Dremio, the Apache Arrow-based BI data fabric, gets smarter and faster Data Reflections, and makes cloud data lake stores first-class.

Dremio is a data virtualization and query acceleration layer that interfaces standard BI tools with collections of relational, NoSql and cloud data sources, as well as various large-scale file systems. The product leverages technology from Apache Arrow in the creation of so-called Data Reflections, which greatly accelerate queries without replicating their data.

The founders of the company, CEO Tomer Shiran and CTO Jaques Nadeau, both hail from MapR, and, in addition to leadership roles on the Apache Arrow project, both were heavily involved the Apache Drill project.

Also read: Apache Arrow unifies in-memory Big Data systems
Also read: Startup Dremio emerges from stealth, launches memory-based BI query engine

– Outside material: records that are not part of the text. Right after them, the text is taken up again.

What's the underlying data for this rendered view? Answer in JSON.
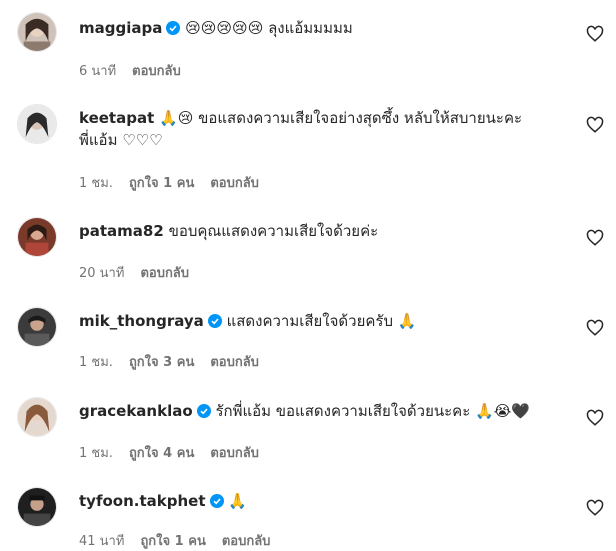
{
  "comments": [
    {
      "username": "maggiapa",
      "verified": true,
      "text": "😢😢😢😢😢 ลุงแอ้มมมมม",
      "time": "6 นาที",
      "likes": "",
      "reply": "ตอบกลับ"
    },
    {
      "username": "keetapat",
      "verified": false,
      "text": "🙏😢 ขอแสดงความเสียใจอย่างสุดซึ้ง หลับให้สบายนะคะ",
      "text2": "พี่แอ้ม ♡♡♡",
      "time": "1 ชม.",
      "likes": "ถูกใจ 1 คน",
      "reply": "ตอบกลับ"
    },
    {
      "username": "patama82",
      "verified": false,
      "text": "ขอบคุณแสดงความเสียใจด้วยค่ะ",
      "time": "20 นาที",
      "likes": "",
      "reply": "ตอบกลับ"
    },
    {
      "username": "mik_thongraya",
      "verified": true,
      "text": "แสดงความเสียใจด้วยครับ 🙏",
      "time": "1 ชม.",
      "likes": "ถูกใจ 3 คน",
      "reply": "ตอบกลับ"
    },
    {
      "username": "gracekanklao",
      "verified": true,
      "text": "รักพี่แอ้ม ขอแสดงความเสียใจด้วยนะคะ 🙏😭🖤",
      "time": "1 ชม.",
      "likes": "ถูกใจ 4 คน",
      "reply": "ตอบกลับ"
    },
    {
      "username": "tyfoon.takphet",
      "verified": true,
      "text": "🙏",
      "time": "41 นาที",
      "likes": "ถูกใจ 1 คน",
      "reply": "ตอบกลับ"
    }
  ],
  "colors": {
    "verified": "#0095f6",
    "meta": "#737373"
  },
  "icons": {
    "like": "heart-outline-icon",
    "verified": "verified-badge-icon"
  }
}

Arrow offers a unified format for representing columnar data in memory, allowing applications that support Arrow to share such data without it needing to be converted from one app's columnar format to a row store format, before being re-encoded in the other app's columnar representation.

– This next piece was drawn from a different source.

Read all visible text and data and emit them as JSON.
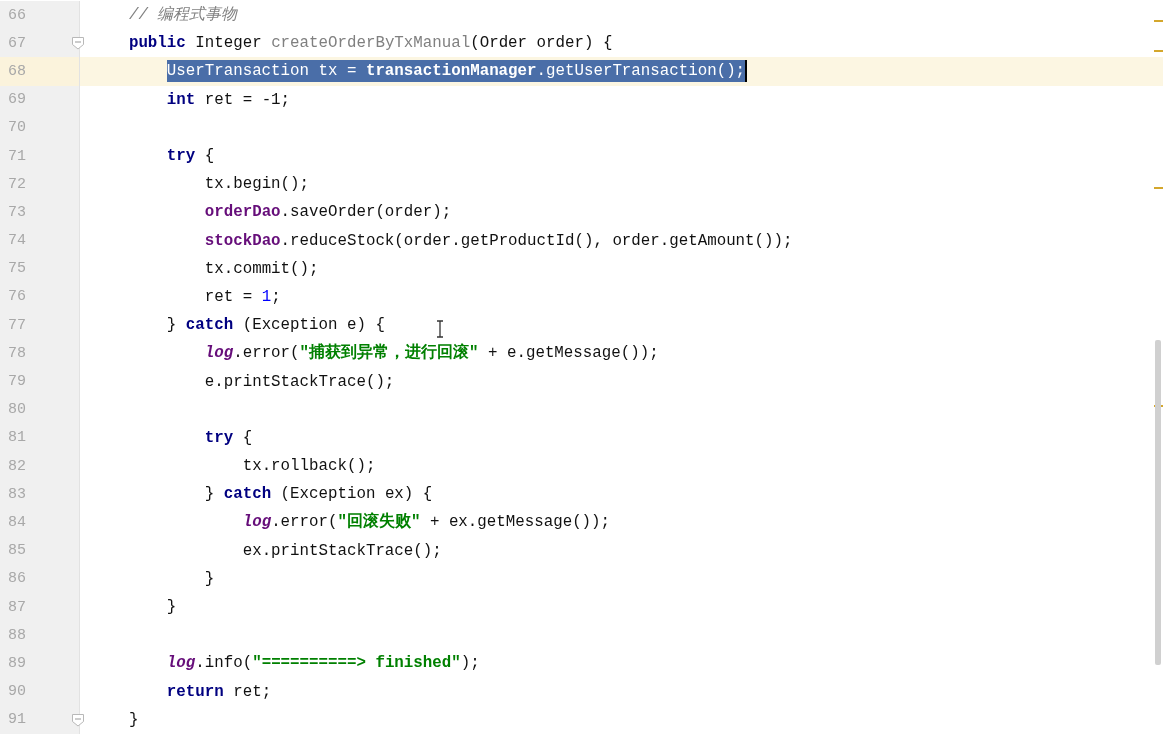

Dremio leverages technology from Apache Arrow in the creation of so-called Data Reflections, which greatly accelerate queries without replicating their data. Essentially, Reflections work a bit like indexes do in a relational database by providing a columnar summary of the data for aggregation analysis.

Reflect on this
In this new version of the product, Reflections are improved in several ways. First off, they can now recognize and optimize for data stored in star or snowflake schemas (wherein metrics are stored in a single "fact table" and drill down categories are stored in the own, related "dimension tables") in source data systems. This improvement allows Dremio to accelerate queries against a collection of such fact and dimension tables, related through joins, rather than only optimizing against individual tables. This new Dremio version also adds vector processing capabilities for even faster performance.

The Dremio Learning Agent adds a new learning engine which observes queries executed by users and, based on common observed patterns, can recommend bringing certain other tables into a given query. And, by adding support for Azure Data Lake Store and Amazon S3, the product makes good on its promise of analyzing cloud-based data lakes together with other database and data storage products.

Lookie here
Dremio 2.0 also adds explicit support for Looker as a front-end. So while you can still use tools like Tableau, Power BI and Qlik, the new visual data darling of the industry will work too. This work is based on formal partnership between the two companies.

dremiolooker.jpg

A Looker dashboard connected to data in Dremio.

Credit: Looker

Security, connectivity and more!
Other new features include integration of Dremio's own role-based access control security with LDAP stores, like Microsoft Active Directory. This allows access controls, down to the level of permissions on specific rows or columns of data stored in Dremio's own user management system, but integrated with the users and groups created in Active Directory, and other such stores. Dremio 2.0 also adds support for ElasticSearch and MongoDB.

That's a lot for one release, but remember, this a real upgrade, not just a security patch. It will take a little longer to download and install, but it should be well worth it.